Whilst the notion of having a national security law in itself is not contentious, what is worrying is how the law will be implemented. Although most countries in the world are invested in protecting the security and stability of their societies, the offences of secession and subversion are not a common offence. A further aspect of worry is that the Hong Kong National Security Law expands the scope of criminalisation to cover any acts ‘whether or not by force or threat of force’, meaning that theoretically, it does not even matter if a citizen has actually done anything. If they so much dare to think in a manner contrary to what mainland China wants, in a manner perceived to be secessionist or subversive, they could find themselves punished. Surely, this cannot be reconciled with the freedom of thought and expression that Hong Kong citizens are accustomed to and were promised?
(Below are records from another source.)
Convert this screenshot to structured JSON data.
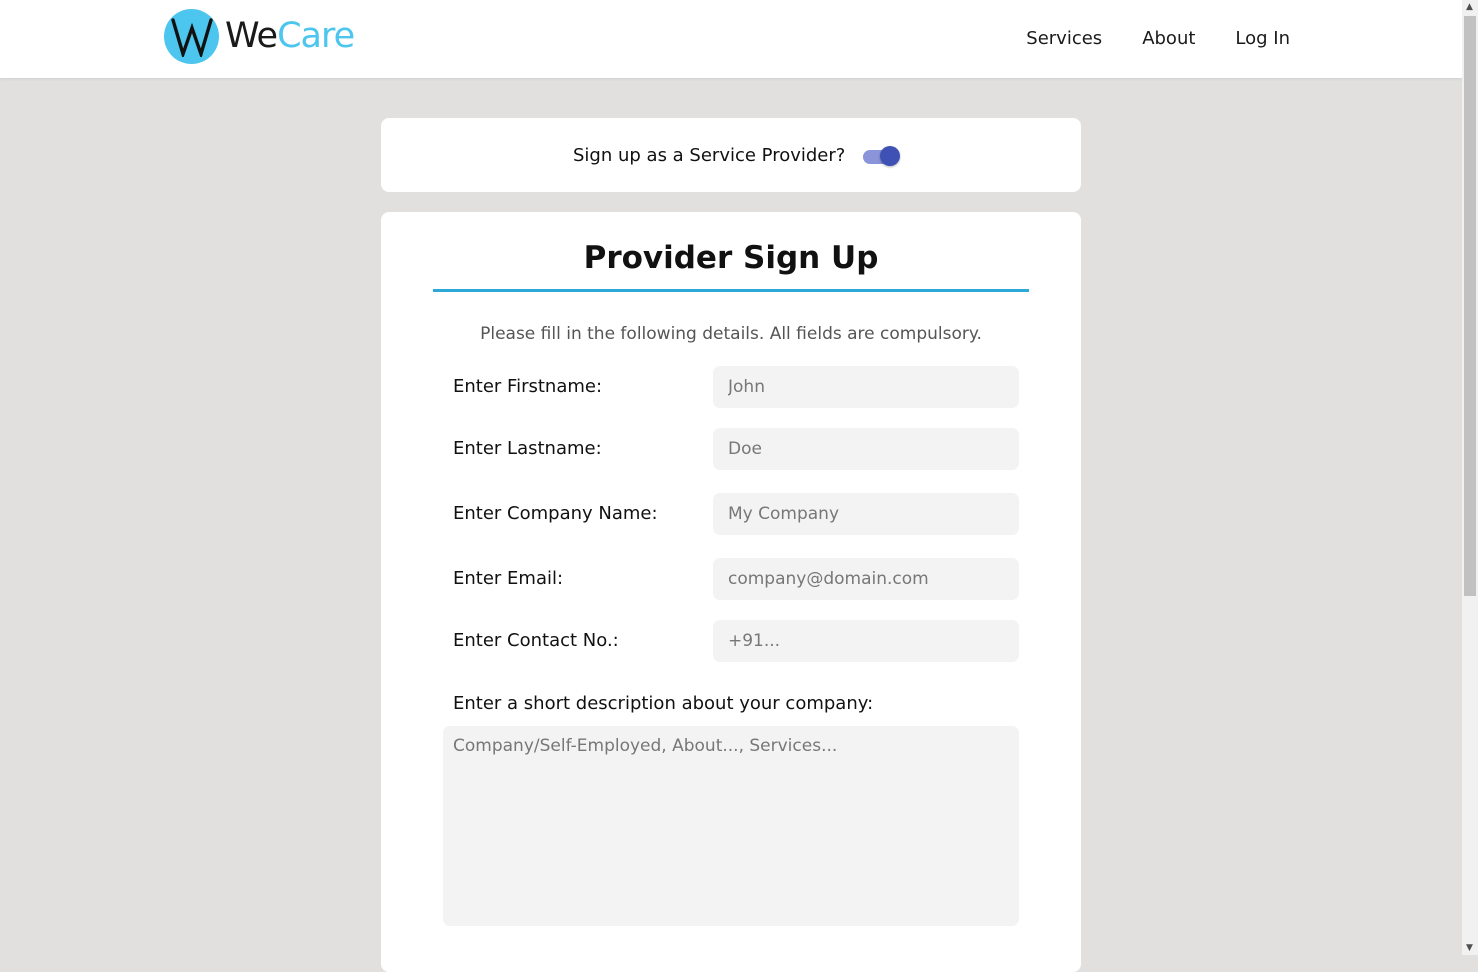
{
  "brand": {
    "name_part1": "We",
    "name_part2": "Care",
    "logo_letter": "W",
    "accent_color": "#4cc6ee"
  },
  "nav": {
    "links": [
      "Services",
      "About",
      "Log In"
    ]
  },
  "provider_toggle": {
    "label": "Sign up as a Service Provider?",
    "checked": true
  },
  "form": {
    "title": "Provider Sign Up",
    "note": "Please fill in the following details. All fields are compulsory.",
    "fields": [
      {
        "label": "Enter Firstname:",
        "placeholder": "John"
      },
      {
        "label": "Enter Lastname:",
        "placeholder": "Doe"
      },
      {
        "label": "Enter Company Name:",
        "placeholder": "My Company"
      },
      {
        "label": "Enter Email:",
        "placeholder": "company@domain.com"
      },
      {
        "label": "Enter Contact No.:",
        "placeholder": "+91..."
      }
    ],
    "description": {
      "label": "Enter a short description about your company:",
      "placeholder": "Company/Self-Employed, About..., Services..."
    }
  }
}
Yet, this is not even the most menacing effect of the National Security Law – its ability to completely bypass existing Hong Kong constitutional structures and permit mainland Chinese courts to try suspects without any judicial scrutiny is the final chokehold as a free Hong Kong takes its last breaths. Hong Kong’s judicial independence, an institution so essential to its success, is under serious threat if China were permitted to have the last say. There is no guarantee for justice that Hong Kong citizens could previously enjoy given China’s disrespect for human rights, as seen with their treatment of Uighur Muslims in Xinjiang. The National Security Law effectively presumes a suspect guilty until proven otherwise, since bail will not normally be granted because of an assumption that the suspect has committed, and will continue committing acts against national security. The practical implication of the National Security Law is what concerns Hong Kongers, and sparked mass outcry.
Any legal grounds in defence of the National Security Law are uprooted by the breaches in fundamental principles that have long governed life in Hong Kong, by the laws of China where justice and fairness are near non-existent. As China expands its power, dissenters can now easily be silenced by this new piece of legislation. The Hong Kong National Security Law offers security only by name, but subversion by substance. As international allies scramble to find a solution against China’s forceful imposition of its will, Hong Kong citizens find themselves in even less safety than before, and it would come as no surprise if the city has yet to encounter its most tumultuous chapter.
Author wishes to remain anonymous.